Work item: Count every line in the data that contains the word "duration", then report that number alone.

Provided information:
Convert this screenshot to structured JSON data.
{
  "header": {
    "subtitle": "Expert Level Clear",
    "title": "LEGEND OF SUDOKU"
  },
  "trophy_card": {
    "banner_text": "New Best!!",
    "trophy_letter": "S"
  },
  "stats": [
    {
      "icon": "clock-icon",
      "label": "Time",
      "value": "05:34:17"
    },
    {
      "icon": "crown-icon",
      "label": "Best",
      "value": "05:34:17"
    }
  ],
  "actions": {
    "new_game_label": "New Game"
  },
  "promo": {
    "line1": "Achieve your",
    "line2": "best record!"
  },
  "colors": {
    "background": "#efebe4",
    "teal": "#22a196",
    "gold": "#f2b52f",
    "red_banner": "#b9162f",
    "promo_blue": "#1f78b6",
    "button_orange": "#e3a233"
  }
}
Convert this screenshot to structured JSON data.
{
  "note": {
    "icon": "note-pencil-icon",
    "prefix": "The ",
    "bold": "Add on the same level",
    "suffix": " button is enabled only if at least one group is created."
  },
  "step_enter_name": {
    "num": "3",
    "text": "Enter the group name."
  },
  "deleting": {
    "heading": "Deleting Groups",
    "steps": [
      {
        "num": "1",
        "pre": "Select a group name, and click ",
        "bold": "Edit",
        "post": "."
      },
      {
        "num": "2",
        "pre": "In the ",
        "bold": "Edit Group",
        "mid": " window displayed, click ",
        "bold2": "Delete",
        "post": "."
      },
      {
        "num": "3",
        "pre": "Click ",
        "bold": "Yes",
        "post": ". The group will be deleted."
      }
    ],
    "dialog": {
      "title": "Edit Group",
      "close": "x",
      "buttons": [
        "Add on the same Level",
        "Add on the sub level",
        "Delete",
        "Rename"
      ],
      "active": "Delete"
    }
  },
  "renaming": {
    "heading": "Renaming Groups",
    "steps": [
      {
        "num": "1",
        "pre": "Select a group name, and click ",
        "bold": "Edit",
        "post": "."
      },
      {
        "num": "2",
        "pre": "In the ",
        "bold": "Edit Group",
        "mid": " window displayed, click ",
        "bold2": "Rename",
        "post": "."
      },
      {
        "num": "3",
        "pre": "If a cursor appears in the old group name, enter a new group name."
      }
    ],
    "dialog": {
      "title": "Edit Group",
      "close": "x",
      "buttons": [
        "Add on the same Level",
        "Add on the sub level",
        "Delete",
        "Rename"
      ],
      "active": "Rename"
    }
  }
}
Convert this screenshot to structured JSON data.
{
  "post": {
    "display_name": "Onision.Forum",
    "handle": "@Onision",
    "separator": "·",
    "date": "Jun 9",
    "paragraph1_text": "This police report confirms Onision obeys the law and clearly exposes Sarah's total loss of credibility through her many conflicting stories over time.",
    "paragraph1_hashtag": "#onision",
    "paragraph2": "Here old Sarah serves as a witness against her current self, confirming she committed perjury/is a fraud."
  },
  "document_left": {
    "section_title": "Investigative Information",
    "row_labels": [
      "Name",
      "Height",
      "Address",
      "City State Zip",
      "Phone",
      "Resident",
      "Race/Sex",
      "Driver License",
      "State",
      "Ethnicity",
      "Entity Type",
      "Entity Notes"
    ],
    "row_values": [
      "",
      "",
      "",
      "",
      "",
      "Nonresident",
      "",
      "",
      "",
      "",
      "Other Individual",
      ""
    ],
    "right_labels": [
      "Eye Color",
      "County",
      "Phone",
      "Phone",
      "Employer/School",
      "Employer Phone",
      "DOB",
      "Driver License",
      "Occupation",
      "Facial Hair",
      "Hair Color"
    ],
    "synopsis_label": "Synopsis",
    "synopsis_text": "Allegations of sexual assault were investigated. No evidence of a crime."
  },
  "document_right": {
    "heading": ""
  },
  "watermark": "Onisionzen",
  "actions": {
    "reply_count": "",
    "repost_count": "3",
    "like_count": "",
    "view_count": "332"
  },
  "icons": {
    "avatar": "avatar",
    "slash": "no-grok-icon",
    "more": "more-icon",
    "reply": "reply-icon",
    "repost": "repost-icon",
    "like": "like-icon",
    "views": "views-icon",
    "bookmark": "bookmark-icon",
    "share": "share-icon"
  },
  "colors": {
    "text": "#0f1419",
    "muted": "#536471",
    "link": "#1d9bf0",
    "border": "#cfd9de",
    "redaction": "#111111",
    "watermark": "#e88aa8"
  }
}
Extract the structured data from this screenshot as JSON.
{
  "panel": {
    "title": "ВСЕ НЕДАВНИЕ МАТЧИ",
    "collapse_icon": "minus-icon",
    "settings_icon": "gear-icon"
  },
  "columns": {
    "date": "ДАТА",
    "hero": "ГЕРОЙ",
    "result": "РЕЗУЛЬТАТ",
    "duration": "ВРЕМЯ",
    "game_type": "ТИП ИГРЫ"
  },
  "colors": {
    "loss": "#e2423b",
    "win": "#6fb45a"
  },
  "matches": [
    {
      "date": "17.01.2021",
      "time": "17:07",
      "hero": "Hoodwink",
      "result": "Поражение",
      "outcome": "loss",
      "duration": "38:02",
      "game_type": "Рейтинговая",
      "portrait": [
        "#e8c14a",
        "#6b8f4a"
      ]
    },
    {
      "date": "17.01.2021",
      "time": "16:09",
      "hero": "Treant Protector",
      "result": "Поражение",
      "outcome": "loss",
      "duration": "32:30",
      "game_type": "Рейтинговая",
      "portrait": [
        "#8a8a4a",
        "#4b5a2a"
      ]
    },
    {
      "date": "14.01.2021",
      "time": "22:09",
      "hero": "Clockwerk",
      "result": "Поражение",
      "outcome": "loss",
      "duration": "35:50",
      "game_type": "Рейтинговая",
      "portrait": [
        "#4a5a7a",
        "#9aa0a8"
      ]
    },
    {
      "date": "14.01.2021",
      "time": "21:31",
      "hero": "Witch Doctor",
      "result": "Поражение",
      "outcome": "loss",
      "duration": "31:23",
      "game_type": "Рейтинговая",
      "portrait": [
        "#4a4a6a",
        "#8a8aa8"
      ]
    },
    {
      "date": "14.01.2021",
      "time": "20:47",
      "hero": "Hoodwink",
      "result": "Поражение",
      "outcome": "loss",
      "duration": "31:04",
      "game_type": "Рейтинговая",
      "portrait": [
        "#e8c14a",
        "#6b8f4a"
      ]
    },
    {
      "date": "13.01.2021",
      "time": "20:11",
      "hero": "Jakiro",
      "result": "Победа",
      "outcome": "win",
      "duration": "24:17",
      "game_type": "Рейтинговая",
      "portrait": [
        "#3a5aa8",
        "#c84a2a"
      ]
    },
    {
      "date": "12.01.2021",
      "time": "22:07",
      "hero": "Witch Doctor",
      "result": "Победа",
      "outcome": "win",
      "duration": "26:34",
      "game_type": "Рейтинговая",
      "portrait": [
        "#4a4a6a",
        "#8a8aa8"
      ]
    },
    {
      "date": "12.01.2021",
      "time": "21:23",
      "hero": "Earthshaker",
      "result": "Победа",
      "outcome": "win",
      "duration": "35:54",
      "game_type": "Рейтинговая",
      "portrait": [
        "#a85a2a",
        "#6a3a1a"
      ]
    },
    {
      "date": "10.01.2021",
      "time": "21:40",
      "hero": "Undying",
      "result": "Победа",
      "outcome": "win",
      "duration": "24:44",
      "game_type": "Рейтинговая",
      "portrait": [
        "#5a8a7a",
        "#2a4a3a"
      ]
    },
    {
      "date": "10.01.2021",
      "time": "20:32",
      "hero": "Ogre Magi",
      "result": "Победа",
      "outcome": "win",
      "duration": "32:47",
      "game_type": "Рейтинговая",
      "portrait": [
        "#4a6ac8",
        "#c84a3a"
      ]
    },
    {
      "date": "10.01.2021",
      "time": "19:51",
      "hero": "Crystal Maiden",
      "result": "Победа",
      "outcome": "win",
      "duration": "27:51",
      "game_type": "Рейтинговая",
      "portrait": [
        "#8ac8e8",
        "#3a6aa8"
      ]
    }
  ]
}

Expected answer: 12